The Income Gradient and Distribution-Sensitive Measures of Overweight in the U.S.
This paper uses quantile regression and alternate measures of overweight to examine the relationship between income and the body-mass index (BMI). In contrast to the prevalence measure of overweight, the alternate measures considered are sensitive to changes in the body-mass index (BMI) distribution and continuous in BMI at the overweight threshold. The standard prevalence measure indicates that there has been no association between poverty and overweight during the last 30 years of the 20th century. The most recent data from 2004 indicate that the prevalence of overweight for poor people is more than 5 percentage points lower than for the nonpoor. The alternative measures indicate though that the BMI distribution of the poor has been much more positively skewed over this time period, indicating a more severe overweight problem. Quantile regression analysis indicates that the strongest relationship between income and BMI is observed at the tails of the (conditional) distribution.

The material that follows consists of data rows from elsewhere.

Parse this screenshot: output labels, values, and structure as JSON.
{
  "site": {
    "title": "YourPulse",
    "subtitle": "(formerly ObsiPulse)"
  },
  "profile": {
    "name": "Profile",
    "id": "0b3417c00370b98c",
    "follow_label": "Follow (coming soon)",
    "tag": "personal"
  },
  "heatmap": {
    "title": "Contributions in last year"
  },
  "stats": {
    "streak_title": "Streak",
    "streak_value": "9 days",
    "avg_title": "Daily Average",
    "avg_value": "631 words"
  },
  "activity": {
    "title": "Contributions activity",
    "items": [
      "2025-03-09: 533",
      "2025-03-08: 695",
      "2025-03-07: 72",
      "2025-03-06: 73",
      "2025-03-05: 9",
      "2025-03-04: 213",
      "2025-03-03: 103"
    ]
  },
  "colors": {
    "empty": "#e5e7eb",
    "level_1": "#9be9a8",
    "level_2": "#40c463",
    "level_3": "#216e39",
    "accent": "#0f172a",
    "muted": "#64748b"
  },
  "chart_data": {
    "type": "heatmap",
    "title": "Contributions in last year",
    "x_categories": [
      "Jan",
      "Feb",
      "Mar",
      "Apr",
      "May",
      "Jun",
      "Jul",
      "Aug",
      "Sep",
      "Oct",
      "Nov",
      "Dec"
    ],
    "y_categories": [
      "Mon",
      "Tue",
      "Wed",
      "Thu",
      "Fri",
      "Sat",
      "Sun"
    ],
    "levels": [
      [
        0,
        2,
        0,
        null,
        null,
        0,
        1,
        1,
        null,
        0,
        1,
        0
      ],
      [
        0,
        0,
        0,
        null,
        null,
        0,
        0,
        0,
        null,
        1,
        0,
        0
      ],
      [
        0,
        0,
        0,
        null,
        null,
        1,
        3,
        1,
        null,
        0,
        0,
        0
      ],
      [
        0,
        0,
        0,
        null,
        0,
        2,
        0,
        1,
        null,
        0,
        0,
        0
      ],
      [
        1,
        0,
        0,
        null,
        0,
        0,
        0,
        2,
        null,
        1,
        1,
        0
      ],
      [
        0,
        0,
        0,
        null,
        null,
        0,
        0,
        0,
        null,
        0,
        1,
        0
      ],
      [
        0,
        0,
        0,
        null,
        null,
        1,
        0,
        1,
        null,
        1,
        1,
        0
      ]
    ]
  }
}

There is a strong negative income gradient in BMI at the obesity threshold and some evidence of a positive gradient at the underweight threshold.
Health, Health Insurance, and Health Care, Research Methods